As we draw towards God this Advent, we see His attributes more clearly. The most important attribute is, I believe, love. God is not like love. God does not have love. God is Love! It is His nature! He can’t not express love in everything.

The problem is our own human corruption of love. We misunderstand it. We abuse it. We cheapen it. We do not recognize godly love because our worldly definitions do not match it.

If we can restore the correct understanding of godly love in our own hearts, we can draw closer to God and others around us. First Corinthians 13 gives us a pure and complete definition of godly love. We quote it often, but we must dig into it to fully grasp what it means to love like God.

Advent Activity: Listen to the Jars of Clay song “Love Came Down at Christmas.” Read 1 John 4:19. Ask, “Why do we love God? How does God’s love for us help us to show love to others?”

Personal Reflection: We can answer the same question! Why do we love God? How does God’s love for us help us to show love to others? Do you ever feel yourself struggling to love God? Others? What are some ways to get yourself out of the rut of apathy?

1 Corinthians 13 Advent Study – Day 1

What is Advent?

As a child raised in the church, I was familiar with the Advent season. Our family had a candle wreath with pink and purple candles, lit on appropriate Sundays. I served on the altar team as an adolescent, so I can recall the special priestly attire during December. But aside from those elements of religion, I did not really understand what Advent meant.

Advent comes from the Latin “adventus,” which means “coming towards.” It is not a fast or a celebration; it is a preparation. It is a time to prepare our hearts as God comes toward us in the form of a human, an infant, even, in humility and brotherhood. Advent is a time to draw ourselves closer to God in person and in character.

Advent Activity: Using figures from your nativity (or perhaps drawings if you do not have one), talk about the three groups of people who make a journey to receive Jesus – Mary and Joseph, the shepherds, and the wise men. Who were these people? Why did they each make this journey? What challenges did they face? Why do you think God chose them to make this journey?

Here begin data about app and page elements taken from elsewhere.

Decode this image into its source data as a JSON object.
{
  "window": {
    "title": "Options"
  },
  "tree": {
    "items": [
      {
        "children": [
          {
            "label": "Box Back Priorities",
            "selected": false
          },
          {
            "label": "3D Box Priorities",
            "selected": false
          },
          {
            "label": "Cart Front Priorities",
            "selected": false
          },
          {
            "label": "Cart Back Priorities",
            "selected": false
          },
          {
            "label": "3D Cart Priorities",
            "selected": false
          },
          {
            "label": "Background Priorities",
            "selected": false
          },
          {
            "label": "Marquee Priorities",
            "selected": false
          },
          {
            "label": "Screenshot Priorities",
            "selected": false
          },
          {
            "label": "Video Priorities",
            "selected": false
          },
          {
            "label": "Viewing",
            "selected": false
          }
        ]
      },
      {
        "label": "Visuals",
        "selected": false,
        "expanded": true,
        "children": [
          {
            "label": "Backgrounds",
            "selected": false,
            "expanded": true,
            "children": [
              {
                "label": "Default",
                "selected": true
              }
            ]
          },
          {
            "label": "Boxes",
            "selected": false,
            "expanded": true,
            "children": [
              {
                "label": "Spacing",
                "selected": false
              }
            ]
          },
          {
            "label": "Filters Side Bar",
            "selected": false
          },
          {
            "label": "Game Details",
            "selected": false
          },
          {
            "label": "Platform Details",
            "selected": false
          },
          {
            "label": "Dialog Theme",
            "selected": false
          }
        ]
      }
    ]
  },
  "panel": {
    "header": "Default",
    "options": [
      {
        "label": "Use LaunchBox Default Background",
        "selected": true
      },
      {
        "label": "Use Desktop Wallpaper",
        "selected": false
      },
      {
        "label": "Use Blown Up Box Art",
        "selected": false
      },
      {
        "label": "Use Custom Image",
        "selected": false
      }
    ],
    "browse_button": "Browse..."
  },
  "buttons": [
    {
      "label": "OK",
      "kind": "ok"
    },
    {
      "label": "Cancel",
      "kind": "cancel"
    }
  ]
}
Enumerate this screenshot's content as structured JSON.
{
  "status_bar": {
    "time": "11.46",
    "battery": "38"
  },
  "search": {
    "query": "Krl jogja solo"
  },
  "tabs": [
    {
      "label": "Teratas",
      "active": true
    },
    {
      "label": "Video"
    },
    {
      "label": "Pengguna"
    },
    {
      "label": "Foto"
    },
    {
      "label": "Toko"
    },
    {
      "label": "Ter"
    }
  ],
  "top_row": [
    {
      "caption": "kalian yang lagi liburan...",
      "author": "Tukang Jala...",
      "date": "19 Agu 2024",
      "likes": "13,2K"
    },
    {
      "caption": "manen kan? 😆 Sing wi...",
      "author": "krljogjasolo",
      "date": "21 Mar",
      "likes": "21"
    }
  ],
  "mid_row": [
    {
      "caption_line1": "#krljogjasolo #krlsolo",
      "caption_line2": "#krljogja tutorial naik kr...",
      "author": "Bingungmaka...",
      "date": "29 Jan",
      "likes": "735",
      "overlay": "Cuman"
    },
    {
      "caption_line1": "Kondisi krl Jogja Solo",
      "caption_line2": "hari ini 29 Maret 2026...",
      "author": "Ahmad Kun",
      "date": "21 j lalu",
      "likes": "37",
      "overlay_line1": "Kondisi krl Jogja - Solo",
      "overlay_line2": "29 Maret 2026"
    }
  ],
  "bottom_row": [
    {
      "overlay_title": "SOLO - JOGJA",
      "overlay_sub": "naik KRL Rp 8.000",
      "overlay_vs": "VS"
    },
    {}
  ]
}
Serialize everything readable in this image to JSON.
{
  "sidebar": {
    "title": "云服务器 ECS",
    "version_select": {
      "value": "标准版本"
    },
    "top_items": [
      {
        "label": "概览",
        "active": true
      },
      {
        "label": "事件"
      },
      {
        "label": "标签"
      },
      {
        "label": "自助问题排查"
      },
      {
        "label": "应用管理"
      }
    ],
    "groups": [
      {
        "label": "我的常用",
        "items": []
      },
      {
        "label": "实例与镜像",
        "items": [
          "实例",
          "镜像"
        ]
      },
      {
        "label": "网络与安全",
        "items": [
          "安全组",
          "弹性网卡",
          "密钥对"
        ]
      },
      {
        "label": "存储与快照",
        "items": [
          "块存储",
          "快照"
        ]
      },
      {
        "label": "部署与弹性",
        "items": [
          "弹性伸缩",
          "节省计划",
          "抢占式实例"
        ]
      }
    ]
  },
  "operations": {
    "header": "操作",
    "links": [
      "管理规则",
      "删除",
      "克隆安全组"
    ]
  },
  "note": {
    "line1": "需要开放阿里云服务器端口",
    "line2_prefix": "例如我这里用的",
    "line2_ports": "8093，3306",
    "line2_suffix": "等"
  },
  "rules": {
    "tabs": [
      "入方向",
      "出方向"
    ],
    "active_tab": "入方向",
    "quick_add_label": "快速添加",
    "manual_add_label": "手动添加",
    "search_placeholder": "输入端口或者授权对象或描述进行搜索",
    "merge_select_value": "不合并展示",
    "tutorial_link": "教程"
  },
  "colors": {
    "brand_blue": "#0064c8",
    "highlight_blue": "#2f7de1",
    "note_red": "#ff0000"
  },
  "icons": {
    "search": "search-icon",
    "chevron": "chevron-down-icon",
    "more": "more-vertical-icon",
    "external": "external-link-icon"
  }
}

I like to have the kids place the figurines around the house and move them closer to the nativity “site” as Christmas approaches (we will put the baby Jesus figurine in the scene on Christmas morning).

Personal Reflection: What do we need to do to prepare for our own journey to draw closer to God? Are there things that need to be removed, restored, or refocused? How can you make plans now to avoid succumbing to the busyness and distraction if this season? Perhaps a dedication to daily prayer or worship, or setting healthy limits on time and finances. Make a list or write a goal to help you prioritize your preparation.